The act of “becoming less” is both literally and symbolically significant. By doing so, we trade our flawed human nature for the spirit of God and the fruit of His spirit. Paul draws a direct parallel to the cross, saying, “For we know that our old self was crucified with him so that the body ruled by sin might be done away with, that we should no longer be slaves to sin—because anyone who has died has been set free from sin.”
So what exactly are we “crucifying” in ourselves order to become more like Christ? Sure, there are “desires of the flesh” that lead to sinful, self-destructive behavior. But alongside the “deadly sins” mentioned in Galatians like “sexual immorality,” “debauchery” and “drunkenness” are acts that may be less outwardly apparent, but no less dangerous to our souls: “hatred, discord, jealousy, fits of rage, selfish ambition, dissensions, faction.”
James explains, “Everyone should be quick to listen, slow to speak and slow to become angry, because human anger does not produce the righteousness that God desires.”

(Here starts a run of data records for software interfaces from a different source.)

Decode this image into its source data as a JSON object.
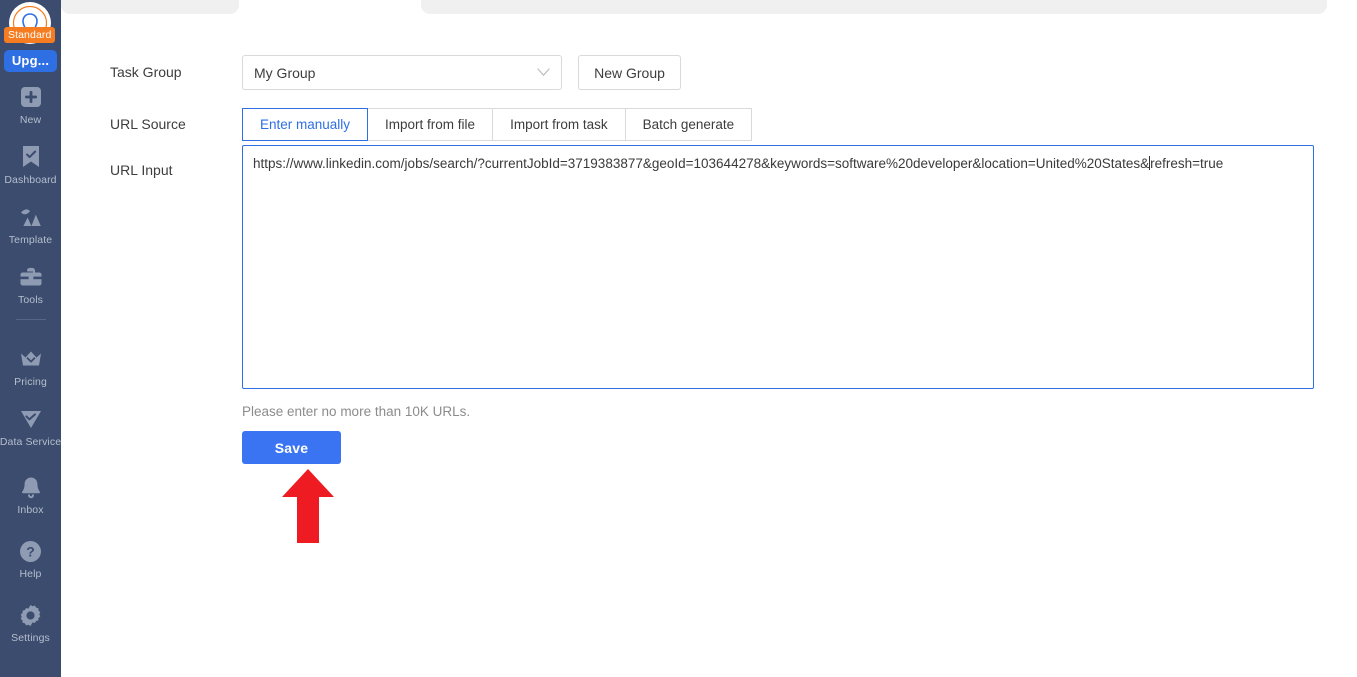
{
  "sidebar": {
    "avatar": {
      "name": "user-avatar",
      "plan_badge": "Standard"
    },
    "upgrade_label": "Upg...",
    "items": [
      {
        "label": "New",
        "icon": "plus-square-icon"
      },
      {
        "label": "Dashboard",
        "icon": "bookmark-check-icon"
      },
      {
        "label": "Template",
        "icon": "template-icon"
      },
      {
        "label": "Tools",
        "icon": "toolbox-icon"
      },
      {
        "label": "Pricing",
        "icon": "crown-icon"
      },
      {
        "label": "Data Service",
        "icon": "shield-check-icon"
      },
      {
        "label": "Inbox",
        "icon": "bell-icon"
      },
      {
        "label": "Help",
        "icon": "question-circle-icon"
      },
      {
        "label": "Settings",
        "icon": "gear-icon"
      }
    ]
  },
  "form": {
    "task_group": {
      "label": "Task Group",
      "selected": "My Group",
      "new_group_button": "New Group"
    },
    "url_source": {
      "label": "URL Source",
      "options": [
        "Enter manually",
        "Import from file",
        "Import from task",
        "Batch generate"
      ],
      "active": "Enter manually"
    },
    "url_input": {
      "label": "URL Input",
      "value_before_caret": "https://www.linkedin.com/jobs/search/?currentJobId=3719383877&geoId=103644278&keywords=software%20developer&location=United%20States&",
      "value_after_caret": "refresh=true",
      "full_value": "https://www.linkedin.com/jobs/search/?currentJobId=3719383877&geoId=103644278&keywords=software%20developer&location=United%20States&refresh=true",
      "hint": "Please enter no more than 10K URLs."
    },
    "save_button": "Save"
  },
  "annotation": {
    "arrow": "red-up-arrow",
    "points_at": "Save"
  },
  "colors": {
    "sidebar_bg": "#3b4c6e",
    "accent_blue": "#2f6fe4",
    "save_blue": "#3b74f2",
    "badge_orange": "#f57c20",
    "arrow_red": "#ee1b22",
    "tab_gray": "#f0f0f0"
  }
}
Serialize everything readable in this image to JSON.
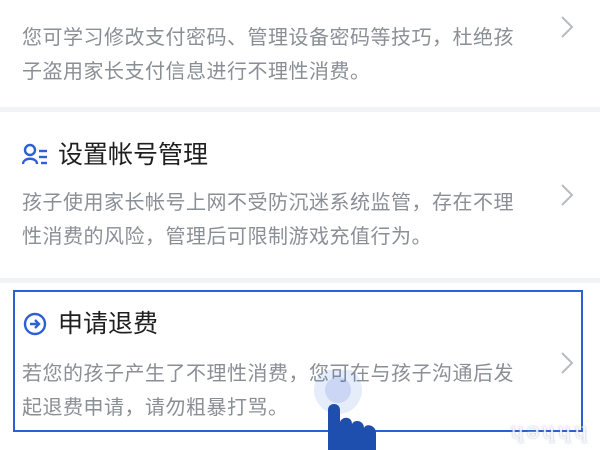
{
  "items": [
    {
      "title": "",
      "description": "您可学习修改支付密码、管理设备密码等技巧，杜绝孩子盗用家长支付信息进行不理性消费。",
      "icon": "chevron-right-icon"
    },
    {
      "title": "设置帐号管理",
      "description": "孩子使用家长帐号上网不受防沉迷系统监管，存在不理性消费的风险，管理后可限制游戏充值行为。",
      "icon": "user-manage-icon"
    },
    {
      "title": "申请退费",
      "description": "若您的孩子产生了不理性消费，您可在与孩子沟通后发起退费申请，请勿粗暴打骂。",
      "icon": "arrow-circle-icon"
    }
  ],
  "colors": {
    "accent": "#2d5fd8",
    "title_text": "#1f1f1f",
    "desc_text": "#8a8f96",
    "background": "#f2f3f5"
  },
  "watermark": "ɥǝɥɥɥ"
}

Much of western culture has a dichotomous relationship with the idea of “freedom.” Yes, we are free to say and believe whatever we want, but are not free from hearing what others think and believe—even if we find these ideas to be “offensive.”

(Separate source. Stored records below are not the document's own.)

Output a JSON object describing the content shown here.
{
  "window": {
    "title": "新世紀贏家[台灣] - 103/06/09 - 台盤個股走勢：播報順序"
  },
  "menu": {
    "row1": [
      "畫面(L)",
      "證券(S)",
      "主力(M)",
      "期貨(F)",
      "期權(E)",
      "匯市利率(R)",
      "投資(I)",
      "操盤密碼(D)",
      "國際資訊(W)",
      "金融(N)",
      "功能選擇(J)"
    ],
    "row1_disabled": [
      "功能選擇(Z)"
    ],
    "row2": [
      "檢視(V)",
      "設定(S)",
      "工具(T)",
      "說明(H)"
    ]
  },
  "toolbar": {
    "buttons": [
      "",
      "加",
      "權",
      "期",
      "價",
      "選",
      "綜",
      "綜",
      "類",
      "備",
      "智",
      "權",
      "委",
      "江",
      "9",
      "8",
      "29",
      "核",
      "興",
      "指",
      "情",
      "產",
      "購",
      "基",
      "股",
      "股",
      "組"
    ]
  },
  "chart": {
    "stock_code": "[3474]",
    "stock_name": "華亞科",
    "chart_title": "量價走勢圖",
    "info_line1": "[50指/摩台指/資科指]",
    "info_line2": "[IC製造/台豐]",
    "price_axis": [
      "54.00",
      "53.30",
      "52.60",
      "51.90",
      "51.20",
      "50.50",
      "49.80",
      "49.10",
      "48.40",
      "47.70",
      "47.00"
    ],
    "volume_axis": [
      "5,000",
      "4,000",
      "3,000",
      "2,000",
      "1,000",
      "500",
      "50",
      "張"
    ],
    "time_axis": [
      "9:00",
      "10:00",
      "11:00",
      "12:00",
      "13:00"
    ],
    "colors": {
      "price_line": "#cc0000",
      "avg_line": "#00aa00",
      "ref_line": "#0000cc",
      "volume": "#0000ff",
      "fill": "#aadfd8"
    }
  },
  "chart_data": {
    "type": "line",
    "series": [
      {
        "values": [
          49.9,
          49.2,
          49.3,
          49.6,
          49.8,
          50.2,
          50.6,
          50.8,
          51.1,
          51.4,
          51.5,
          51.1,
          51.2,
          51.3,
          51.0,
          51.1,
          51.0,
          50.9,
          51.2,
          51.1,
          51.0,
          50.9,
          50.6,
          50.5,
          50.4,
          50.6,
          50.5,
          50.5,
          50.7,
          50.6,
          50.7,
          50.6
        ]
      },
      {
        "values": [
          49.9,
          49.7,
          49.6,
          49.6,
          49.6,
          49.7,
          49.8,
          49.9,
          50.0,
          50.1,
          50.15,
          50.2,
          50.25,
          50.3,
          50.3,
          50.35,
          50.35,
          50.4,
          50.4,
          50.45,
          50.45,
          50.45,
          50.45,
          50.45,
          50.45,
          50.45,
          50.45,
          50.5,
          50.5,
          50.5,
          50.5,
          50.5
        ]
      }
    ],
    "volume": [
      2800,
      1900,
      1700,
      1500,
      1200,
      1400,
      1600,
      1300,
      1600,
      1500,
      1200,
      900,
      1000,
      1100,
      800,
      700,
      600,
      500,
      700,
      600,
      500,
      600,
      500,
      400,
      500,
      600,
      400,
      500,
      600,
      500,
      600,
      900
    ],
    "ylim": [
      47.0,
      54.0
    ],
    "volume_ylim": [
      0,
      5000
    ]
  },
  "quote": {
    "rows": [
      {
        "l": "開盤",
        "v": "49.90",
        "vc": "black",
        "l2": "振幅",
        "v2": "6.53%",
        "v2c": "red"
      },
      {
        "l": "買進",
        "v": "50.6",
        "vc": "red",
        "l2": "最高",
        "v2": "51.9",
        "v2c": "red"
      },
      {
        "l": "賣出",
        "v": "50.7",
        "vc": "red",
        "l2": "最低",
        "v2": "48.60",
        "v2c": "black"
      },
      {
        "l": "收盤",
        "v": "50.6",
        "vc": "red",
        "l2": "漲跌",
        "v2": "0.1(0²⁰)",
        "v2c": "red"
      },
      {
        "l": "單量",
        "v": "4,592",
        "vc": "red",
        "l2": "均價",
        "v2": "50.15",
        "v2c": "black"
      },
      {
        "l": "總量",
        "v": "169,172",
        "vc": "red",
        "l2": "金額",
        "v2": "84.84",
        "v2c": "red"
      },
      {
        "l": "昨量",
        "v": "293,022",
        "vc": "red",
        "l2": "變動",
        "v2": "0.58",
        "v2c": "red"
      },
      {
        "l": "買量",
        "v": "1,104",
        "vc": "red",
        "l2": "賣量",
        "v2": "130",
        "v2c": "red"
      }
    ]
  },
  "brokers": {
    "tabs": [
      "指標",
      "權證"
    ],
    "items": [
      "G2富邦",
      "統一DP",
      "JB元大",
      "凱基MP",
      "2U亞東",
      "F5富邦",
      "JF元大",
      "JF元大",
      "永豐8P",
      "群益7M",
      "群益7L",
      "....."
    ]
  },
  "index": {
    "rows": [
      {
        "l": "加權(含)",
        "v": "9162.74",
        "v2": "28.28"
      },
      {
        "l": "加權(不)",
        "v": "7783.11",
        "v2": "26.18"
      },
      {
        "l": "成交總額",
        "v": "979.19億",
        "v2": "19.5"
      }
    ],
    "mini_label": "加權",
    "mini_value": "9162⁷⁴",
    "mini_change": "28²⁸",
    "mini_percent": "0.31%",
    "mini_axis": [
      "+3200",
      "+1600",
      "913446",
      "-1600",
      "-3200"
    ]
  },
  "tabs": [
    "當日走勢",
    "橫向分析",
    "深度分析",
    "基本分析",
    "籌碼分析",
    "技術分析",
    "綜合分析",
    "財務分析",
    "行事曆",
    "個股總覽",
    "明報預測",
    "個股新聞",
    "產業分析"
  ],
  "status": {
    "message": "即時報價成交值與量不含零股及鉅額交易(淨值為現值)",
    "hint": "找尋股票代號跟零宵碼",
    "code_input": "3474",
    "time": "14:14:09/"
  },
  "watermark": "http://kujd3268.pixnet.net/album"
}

That sometimes awkward cross section should be a place where Christians can show what the act of “becoming less” can actually look like.
There are plenty of things to be angry about the in world: Systematic injustice, violence, powerful people taking advantage of the disenfranchised. But, there are also things that we should be humble enough and patient enough to just let go.
Our skin should be thick enough that a joke on South Park, a Starbucks cup, an R-rated movie or an Internet comment shouldn’t warrant an angry, vengeful reaction, but our hearts should be tender enough to know when true injustice should spark righteous anger.
Most Christians believe that the nature of the Gospel is both inclusive (His grace is available to everyone) but also exclusive (Christ is the only way to salvation). It shouldn’t be a surprise if there are people who disagree with us and use humor or satire to express their differing opinion. Why should this be offensive to us? The Bible already says that we will face opposition.
The culture of hot takes and instant Facebook statuses isn’t exactly conducive to the idea of being “slow to speak and slow to become angry,” but it does provide an opportunity to show grace, humility and kindness. We can demonstrate that the way of the Gospel is different than the way of the world by not being quick to respond with biting takedowns every time something happens that “offends” us.
Jesus promised His followers, “You will be hated by everyone because of me, but the one who stands firm to the end will be saved.” But standing firm doesn’t mean countering insults with insults, disagreements with boycotts or idealogical disputes with grandstanding.
It means standing firm in the way of Christ—a way that is supposed to be different than the way of the world.
The Other Cheek
Jesus didn’t want His followers to be so defensive, so easily offended and so vindictive that they isolated themselves from the very people he wanted them to reach. He wanted “enemies” treated the same why we treat those that are “your own people.”
Do not resist an evil person. If anyone slaps you on the right cheek, turn to them the other cheek also. And if anyone wants to sue you and take your shirt, hand over your coat as well.
If we can all do this, maybe we won’t be known for being so mean. If we can be slower to respond in anger every time a controversy unfolds, culture war battle is being fought or a joke gets made at our expense, we can actually be recognized for how we love.
Even if it means lightning up a little.
Jesse Carey is a mainstay on the weekly RELEVANT Podcast and member of RELEVANT's executive board. He lives in Virginia Beach with his wife and two kids.